1st Grade Number Sense Resources
This is meant to develop understanding of addition and subtraction of 1 and 10. You are given a starting number and and ending number (the relationship between having been determined by the adjustable "Difficulty"). Your job is to get to the ending number by adding or subtracting one(s) or ten(s). Choose a representation to help your thinking and try to find the most efficient pathway.
You are looking at a section of a hundreds chart. Use what you know about the ± 1 and 10 relationships of a hundreds chart to put the numbers in the correct locations. Some numbers won't fit! (Click "Skip" for these.) Check your work as often as you'd like.
Use the given quantity to estimate the others. Use the sliders to adjust the size of the numbers (10 to 1000) and number of questions. Kindergartners might use this to talk about more/less, while 6th graders might have highly sophisticated approaches involving unit rate.
Intended for students to develop understanding of bigger/smaller numbers. Type in two whole numbers. Click "Forward" to see the numbers shown in base-10 blocks, then broken apart into ones, then finally shown overlapping. An interesting example is comparing 3 to 30.
A random number of objects (between 0 and the upper limit you specify) flashes on the screen. Estimate how many you saw. Then display the picture again, reconsider your guess, and finally see the answer. Designed to develop solid connection between a number and how "big" it actually is.
An updated version of "How Many?" with a new feature: once you see the squares, you can arrange them into groups. Use this to connect estimation and quantity to skip counting. Or use it to have a conversation about multiplication or division.
This grid goes to 120. Click on the numbers to toggle the colors. Click on an arrow to turn the entire row or column red. Explore 1 or 10 more/less, patterns in skip counting or beyond.
Specify an number, then watch as it goes from a collection of "ones" to groups of "tens." See the various forms of a number to build understanding of place value. Alternatively, specify a number, make it into tens, then break the tens into ones to develop understanding of regrouping. See also "Showing Numbers with Place Value"
Enter any number of hundreds, tens, and ones to see that number drawn in any of three ways. One way of using this is to help students see the difference between a digit and its value. For example, a student might say the number 63 has 60 tens and 3 ones. If you enter that in this applet, you can see a number represented as...
60 tens and 3 ones ("How I typed it")
6 hundreds and 3 ones ("Standard place value")
603 ones ("All ones")
Enter a whole number (under 1 million) and it will be shown as a bar partitioned along base-10 values.
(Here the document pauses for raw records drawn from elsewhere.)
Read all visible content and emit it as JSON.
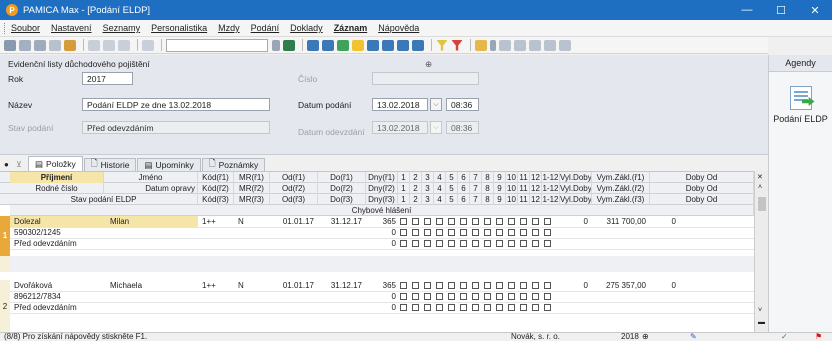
{
  "window": {
    "title": "PAMICA Max - [Podání ELDP]",
    "app_icon_letter": "P"
  },
  "menu": [
    "Soubor",
    "Nastavení",
    "Seznamy",
    "Personalistika",
    "Mzdy",
    "Podání",
    "Doklady",
    "Záznam",
    "Nápověda"
  ],
  "form": {
    "section_title": "Evidenční listy důchodového pojištění",
    "rok_label": "Rok",
    "rok_value": "2017",
    "cislo_label": "Číslo",
    "cislo_value": "",
    "nazev_label": "Název",
    "nazev_value": "Podání ELDP ze dne 13.02.2018",
    "datum_podani_label": "Datum podání",
    "datum_podani_value": "13.02.2018",
    "datum_podani_time": "08:36",
    "stav_label": "Stav podání",
    "stav_value": "Před odevzdáním",
    "datum_odevzdani_label": "Datum odevzdání",
    "datum_odevzdani_value": "13.02.2018",
    "datum_odevzdani_time": "08:36",
    "marker_symbol": "⊕"
  },
  "agendy": {
    "title": "Agendy",
    "item": "Podání ELDP"
  },
  "tabs": [
    "Položky",
    "Historie",
    "Upomínky",
    "Poznámky"
  ],
  "header_rows": [
    [
      "Příjmení",
      "Jméno",
      "Kód(ř1)",
      "MR(ř1)",
      "Od(ř1)",
      "Do(ř1)",
      "Dny(ř1)",
      "1",
      "2",
      "3",
      "4",
      "5",
      "6",
      "7",
      "8",
      "9",
      "10",
      "11",
      "12",
      "1-12",
      "Vyl.Doby",
      "Vym.Zákl.(ř1)",
      "Doby Od"
    ],
    [
      "Rodné číslo",
      "Datum opravy",
      "Kód(ř2)",
      "MR(ř2)",
      "Od(ř2)",
      "Do(ř2)",
      "Dny(ř2)",
      "1",
      "2",
      "3",
      "4",
      "5",
      "6",
      "7",
      "8",
      "9",
      "10",
      "11",
      "12",
      "1-12",
      "Vyl.Doby",
      "Vym.Zákl.(ř2)",
      "Doby Od"
    ],
    [
      "Stav podání ELDP",
      "",
      "Kód(ř3)",
      "MR(ř3)",
      "Od(ř3)",
      "Do(ř3)",
      "Dny(ř3)",
      "1",
      "2",
      "3",
      "4",
      "5",
      "6",
      "7",
      "8",
      "9",
      "10",
      "11",
      "12",
      "1-12",
      "Vyl.Doby",
      "Vym.Zákl.(ř3)",
      "Doby Od"
    ]
  ],
  "chybove_label": "Chybové hlášení",
  "records": [
    {
      "num": "1",
      "prijmeni": "Dolezal",
      "jmeno": "Milan",
      "rc": "590302/1245",
      "stav": "Před odevzdáním",
      "kod": "1++",
      "mr": "N",
      "od": "01.01.17",
      "do": "31.12.17",
      "dny": [
        "365",
        "0",
        "0"
      ],
      "vyl": "0",
      "vym": "311 700,00",
      "doby": "0"
    },
    {
      "num": "2",
      "prijmeni": "Dvořáková",
      "jmeno": "Michaela",
      "rc": "896212/7834",
      "stav": "Před odevzdáním",
      "kod": "1++",
      "mr": "N",
      "od": "01.01.17",
      "do": "31.12.17",
      "dny": [
        "365",
        "0",
        "0"
      ],
      "vyl": "0",
      "vym": "275 357,00",
      "doby": "0"
    }
  ],
  "status": {
    "help": "(8/8) Pro získání nápovědy stiskněte F1.",
    "company": "Novák, s. r. o.",
    "year": "2018"
  }
}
Use this for a visual demonstration of, for example, why 543 > 345, beyond "because 5 is bigger than 3".
An unmarked number line is provided, with 0 on the left. Students are given a random number (either 1-10 or 11-30/50) to place on the number line (repeated up to 20 times). The goal is not only to place numbers in the right order, but also in the correct relative position (e.g. 2, 3, 8, but the 3 should be closer to the 2 than the 8). Feedback is provided by displaying the correct locations based upon the location of the largest number.
Drag whole numbers to the correct locations on a (mostly) blank number line. Feedback provided. Adjust the upper limit for the size of the number and how many are placed on the line.
The purpose of this tool is to help students see the connection between (a modeled representation of ) expanded form and the digits that make up a number. Use the slider to select which places to use (ones and tens are required, but hundreds - for 2nd grade - and thousands - for 3rd grade - are optional). This program will then make a number by randomly choosing one base-ten block for each place (up to 9) that you choose. Once you click start, the number gets covered up by a purple rectangle that you reveal once you've had a chance to discuss what might be under it. Consider the following questions:
What's a number that might be under here?
What's a number that couldn't possibly be under here?
What's the smallest number that might be under here?
What's the biggest number that might be under here?
What's something that ALL possible numbers have in common?
Enter a number (up to 1000), then regroup it into ones, tens, and hundreds. See also "Making Tens." Designed to allow students to see lots of equivalent representations of numbers.
One or more ten frames appears on the screen (you can adjust this). A randomly generated number of dots flashed, (partially) filling in the ten frame(s). Your job is to say how many dots you saw and how you saw it.
This activity is meant to get students using place value flexibly as they estimate a quantity (randomly generated between 20 and 99). Enter a number of tens and ones to match the given (grey) amount. Once you've matched it, try to think of other ways of making the same amount.